### WORK INSTRUCTIONS
All lines of the records below that contain the word "Service" must be listed.

== DATASET ==

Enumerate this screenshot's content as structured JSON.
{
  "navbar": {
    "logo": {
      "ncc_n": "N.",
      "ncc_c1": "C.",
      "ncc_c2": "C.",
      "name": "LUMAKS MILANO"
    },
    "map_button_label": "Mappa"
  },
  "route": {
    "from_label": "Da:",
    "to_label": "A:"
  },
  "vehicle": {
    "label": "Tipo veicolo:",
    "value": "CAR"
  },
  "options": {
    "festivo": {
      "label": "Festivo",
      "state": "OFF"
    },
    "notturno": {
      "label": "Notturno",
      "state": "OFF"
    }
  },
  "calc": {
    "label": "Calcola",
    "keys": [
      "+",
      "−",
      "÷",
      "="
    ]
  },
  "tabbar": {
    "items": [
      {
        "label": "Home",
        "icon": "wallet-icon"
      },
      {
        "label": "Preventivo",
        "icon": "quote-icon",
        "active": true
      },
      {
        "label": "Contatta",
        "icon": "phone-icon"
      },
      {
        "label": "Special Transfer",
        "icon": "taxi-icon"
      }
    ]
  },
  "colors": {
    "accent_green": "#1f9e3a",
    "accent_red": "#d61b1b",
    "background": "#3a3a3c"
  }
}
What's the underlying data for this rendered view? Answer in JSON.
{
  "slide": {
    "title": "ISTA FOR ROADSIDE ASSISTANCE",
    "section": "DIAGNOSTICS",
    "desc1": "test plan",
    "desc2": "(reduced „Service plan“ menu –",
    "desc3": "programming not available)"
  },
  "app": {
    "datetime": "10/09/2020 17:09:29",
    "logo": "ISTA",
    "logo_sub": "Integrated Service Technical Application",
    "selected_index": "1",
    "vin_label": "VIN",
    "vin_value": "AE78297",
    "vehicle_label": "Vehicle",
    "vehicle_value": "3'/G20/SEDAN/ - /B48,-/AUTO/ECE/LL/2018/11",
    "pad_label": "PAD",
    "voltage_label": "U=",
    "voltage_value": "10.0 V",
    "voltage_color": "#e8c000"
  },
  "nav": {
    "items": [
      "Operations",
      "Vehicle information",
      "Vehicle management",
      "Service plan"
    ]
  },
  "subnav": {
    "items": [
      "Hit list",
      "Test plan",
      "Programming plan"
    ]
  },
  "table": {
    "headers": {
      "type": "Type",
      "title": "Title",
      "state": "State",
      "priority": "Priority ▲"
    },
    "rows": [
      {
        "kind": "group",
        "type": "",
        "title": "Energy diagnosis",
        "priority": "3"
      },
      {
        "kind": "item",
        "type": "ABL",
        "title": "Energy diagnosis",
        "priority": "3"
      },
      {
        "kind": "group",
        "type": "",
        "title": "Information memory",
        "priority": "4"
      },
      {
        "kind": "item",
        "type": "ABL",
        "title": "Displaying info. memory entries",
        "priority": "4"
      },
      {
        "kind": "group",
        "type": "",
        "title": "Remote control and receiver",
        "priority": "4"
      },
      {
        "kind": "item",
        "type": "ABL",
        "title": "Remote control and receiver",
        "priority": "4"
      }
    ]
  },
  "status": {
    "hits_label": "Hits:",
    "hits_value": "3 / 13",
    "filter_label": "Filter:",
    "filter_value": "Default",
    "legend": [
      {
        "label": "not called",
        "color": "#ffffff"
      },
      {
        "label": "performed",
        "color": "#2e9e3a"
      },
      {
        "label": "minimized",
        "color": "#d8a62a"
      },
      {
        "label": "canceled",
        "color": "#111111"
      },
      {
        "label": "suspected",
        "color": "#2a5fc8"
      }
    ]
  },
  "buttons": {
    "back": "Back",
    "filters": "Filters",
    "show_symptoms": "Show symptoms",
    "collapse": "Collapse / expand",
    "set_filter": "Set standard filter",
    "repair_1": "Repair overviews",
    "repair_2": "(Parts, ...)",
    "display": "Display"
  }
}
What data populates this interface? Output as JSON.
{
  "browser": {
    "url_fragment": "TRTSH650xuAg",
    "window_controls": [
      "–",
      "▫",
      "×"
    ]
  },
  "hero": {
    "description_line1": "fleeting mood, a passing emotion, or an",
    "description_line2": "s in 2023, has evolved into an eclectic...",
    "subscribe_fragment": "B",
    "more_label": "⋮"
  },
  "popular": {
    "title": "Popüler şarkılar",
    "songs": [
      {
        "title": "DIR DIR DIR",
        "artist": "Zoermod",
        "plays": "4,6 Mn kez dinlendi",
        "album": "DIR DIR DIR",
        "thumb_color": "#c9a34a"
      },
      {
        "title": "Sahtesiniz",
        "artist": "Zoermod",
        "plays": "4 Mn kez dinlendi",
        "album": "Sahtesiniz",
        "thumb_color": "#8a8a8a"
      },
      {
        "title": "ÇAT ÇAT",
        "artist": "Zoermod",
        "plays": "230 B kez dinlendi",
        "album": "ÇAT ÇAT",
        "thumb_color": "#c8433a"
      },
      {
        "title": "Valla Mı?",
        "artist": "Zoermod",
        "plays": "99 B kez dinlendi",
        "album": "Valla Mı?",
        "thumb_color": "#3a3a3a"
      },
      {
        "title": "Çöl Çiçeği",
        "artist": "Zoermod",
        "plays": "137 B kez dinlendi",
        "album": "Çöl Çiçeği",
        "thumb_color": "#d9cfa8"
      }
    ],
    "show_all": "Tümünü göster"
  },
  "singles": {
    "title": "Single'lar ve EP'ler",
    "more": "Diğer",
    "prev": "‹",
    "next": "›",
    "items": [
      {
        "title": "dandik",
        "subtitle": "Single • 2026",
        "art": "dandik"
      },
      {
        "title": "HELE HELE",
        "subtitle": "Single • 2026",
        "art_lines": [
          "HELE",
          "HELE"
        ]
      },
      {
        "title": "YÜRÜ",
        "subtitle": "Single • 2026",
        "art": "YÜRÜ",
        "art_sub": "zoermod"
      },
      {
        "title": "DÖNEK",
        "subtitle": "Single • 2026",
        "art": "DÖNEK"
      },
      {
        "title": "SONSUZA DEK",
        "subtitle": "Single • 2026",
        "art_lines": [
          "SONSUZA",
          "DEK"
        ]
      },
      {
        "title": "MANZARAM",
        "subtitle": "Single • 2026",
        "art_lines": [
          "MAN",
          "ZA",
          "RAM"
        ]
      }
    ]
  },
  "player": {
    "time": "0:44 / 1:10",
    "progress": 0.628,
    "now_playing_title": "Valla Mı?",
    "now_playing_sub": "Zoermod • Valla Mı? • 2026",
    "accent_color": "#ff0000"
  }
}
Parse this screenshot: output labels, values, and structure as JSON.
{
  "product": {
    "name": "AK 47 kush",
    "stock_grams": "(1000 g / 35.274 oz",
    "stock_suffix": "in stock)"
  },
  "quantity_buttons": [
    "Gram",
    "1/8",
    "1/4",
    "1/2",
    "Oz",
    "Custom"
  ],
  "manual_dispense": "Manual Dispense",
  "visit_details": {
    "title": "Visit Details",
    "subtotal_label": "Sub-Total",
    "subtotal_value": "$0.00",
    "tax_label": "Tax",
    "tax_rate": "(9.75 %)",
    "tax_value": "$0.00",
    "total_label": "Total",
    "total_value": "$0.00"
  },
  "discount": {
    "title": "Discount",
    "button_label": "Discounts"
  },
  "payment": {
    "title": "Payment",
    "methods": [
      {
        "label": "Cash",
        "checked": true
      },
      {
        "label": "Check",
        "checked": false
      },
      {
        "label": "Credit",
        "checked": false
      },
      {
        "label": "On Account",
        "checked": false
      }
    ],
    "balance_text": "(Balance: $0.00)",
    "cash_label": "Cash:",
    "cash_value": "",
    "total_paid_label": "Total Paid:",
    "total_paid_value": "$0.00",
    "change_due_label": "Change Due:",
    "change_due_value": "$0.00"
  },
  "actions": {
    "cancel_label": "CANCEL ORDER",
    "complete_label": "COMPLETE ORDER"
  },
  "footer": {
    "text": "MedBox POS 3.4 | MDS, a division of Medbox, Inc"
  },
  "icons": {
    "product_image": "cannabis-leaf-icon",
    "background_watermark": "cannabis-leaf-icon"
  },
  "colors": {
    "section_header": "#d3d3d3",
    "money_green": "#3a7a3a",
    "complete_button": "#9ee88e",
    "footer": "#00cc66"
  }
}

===

### WRITTEN ANSWER
    "desc2": "(reduced „Service plan“ menu –",
    "logo_sub": "Integrated Service Technical Application",
      "Service plan"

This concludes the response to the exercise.